In January 2012, the Delaware Court of Chancery issued Guidelines to Help Lawyers Practicing in the Court of Chancery, which were discussed and summarized here. In these Guidelines, the Court confirmed that there is no such concept of “local counsel”, and that Delaware counsel are responsible to the Court for the case and its presentation even if out of state (“forwarding counsel”) is involved in the case.
The recent case of James v. National Financial LLC, C.A. No. 8931-VCL (Del. Ch. Dec. 5, 2014) provides a reminder of the importance of Delaware counsel in any Chancery case, and emphasizes the need for Delaware counsel to be involved in the discovery process even if forwarding counsel has primary contact with the client. At the very minimum, the Court expects Delaware counsel to discuss with forwarding counsel the expectations of the Court of Chancery.
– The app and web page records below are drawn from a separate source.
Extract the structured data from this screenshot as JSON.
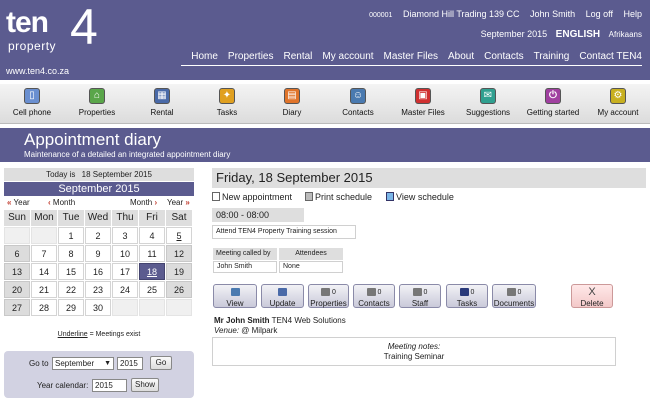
{
  "header": {
    "logo_ten": "ten",
    "logo_four": "4",
    "logo_property": "property",
    "site_url": "www.ten4.co.za",
    "account_id": "000001",
    "company": "Diamond Hill Trading 139 CC",
    "user": "John Smith",
    "logoff": "Log off",
    "help": "Help",
    "current_month": "September 2015",
    "language_active": "ENGLISH",
    "language_other": "Afrikaans"
  },
  "nav": [
    "Home",
    "Properties",
    "Rental",
    "My account",
    "Master Files",
    "About",
    "Contacts",
    "Training",
    "Contact TEN4"
  ],
  "toolbar": [
    {
      "label": "Cell phone",
      "icon": "cell-phone-icon",
      "color": "#6a8fd0"
    },
    {
      "label": "Properties",
      "icon": "properties-icon",
      "color": "#5aa64a"
    },
    {
      "label": "Rental",
      "icon": "rental-icon",
      "color": "#4a6aa8"
    },
    {
      "label": "Tasks",
      "icon": "tasks-icon",
      "color": "#e0a020"
    },
    {
      "label": "Diary",
      "icon": "diary-icon",
      "color": "#e0742a"
    },
    {
      "label": "Contacts",
      "icon": "contacts-icon",
      "color": "#4a7ab0"
    },
    {
      "label": "Master Files",
      "icon": "master-files-icon",
      "color": "#d03030"
    },
    {
      "label": "Suggestions",
      "icon": "suggestions-icon",
      "color": "#30a090"
    },
    {
      "label": "Getting started",
      "icon": "getting-started-icon",
      "color": "#a040a0"
    },
    {
      "label": "My account",
      "icon": "my-account-icon",
      "color": "#c8b020"
    }
  ],
  "page": {
    "title": "Appointment diary",
    "subtitle": "Maintenance of a detailed an integrated appointment diary"
  },
  "calendar": {
    "today_label": "Today is",
    "today_date": "18 September 2015",
    "month_title": "September 2015",
    "prev_year": "Year",
    "prev_month": "Month",
    "next_month": "Month",
    "next_year": "Year",
    "weekdays": [
      "Sun",
      "Mon",
      "Tue",
      "Wed",
      "Thu",
      "Fri",
      "Sat"
    ],
    "weeks": [
      [
        "",
        "",
        "1",
        "2",
        "3",
        "4",
        "5"
      ],
      [
        "6",
        "7",
        "8",
        "9",
        "10",
        "11",
        "12"
      ],
      [
        "13",
        "14",
        "15",
        "16",
        "17",
        "18",
        "19"
      ],
      [
        "20",
        "21",
        "22",
        "23",
        "24",
        "25",
        "26"
      ],
      [
        "27",
        "28",
        "29",
        "30",
        "",
        "",
        ""
      ]
    ],
    "selected_day": "18",
    "underlined_days": [
      "5",
      "18"
    ],
    "legend_underline": "Underline",
    "legend_rest": " = Meetings exist"
  },
  "goto": {
    "label": "Go to",
    "month": "September",
    "year": "2015",
    "go_button": "Go",
    "year_cal_label": "Year calendar:",
    "year_cal_value": "2015",
    "show_button": "Show"
  },
  "day": {
    "heading": "Friday, 18 September 2015",
    "new_appointment": "New appointment",
    "print_schedule": "Print schedule",
    "view_schedule": "View schedule",
    "time": "08:00 - 08:00",
    "description": "Attend TEN4 Property Training session",
    "meeting_called_by_header": "Meeting called by",
    "attendees_header": "Attendees",
    "meeting_called_by": "John Smith",
    "attendees": "None",
    "organizer_name": "Mr John Smith",
    "organizer_company": "TEN4 Web Solutions",
    "venue_label": "Venue:",
    "venue": "@ Milpark",
    "notes_label": "Meeting notes:",
    "notes": "Training Seminar"
  },
  "action_buttons": {
    "view": "View",
    "update": "Update",
    "properties": "Properties",
    "properties_count": "0",
    "contacts": "Contacts",
    "contacts_count": "0",
    "staff": "Staff",
    "staff_count": "0",
    "tasks": "Tasks",
    "tasks_count": "0",
    "documents": "Documents",
    "documents_count": "0",
    "delete_x": "X",
    "delete": "Delete"
  }
}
This case is a good read to determine the Court’s expectations of counsel in connection with the discovery process. The Court reiterated the fact that “candor and fair-dealing” are necessary and fundamental principles in the litigation process.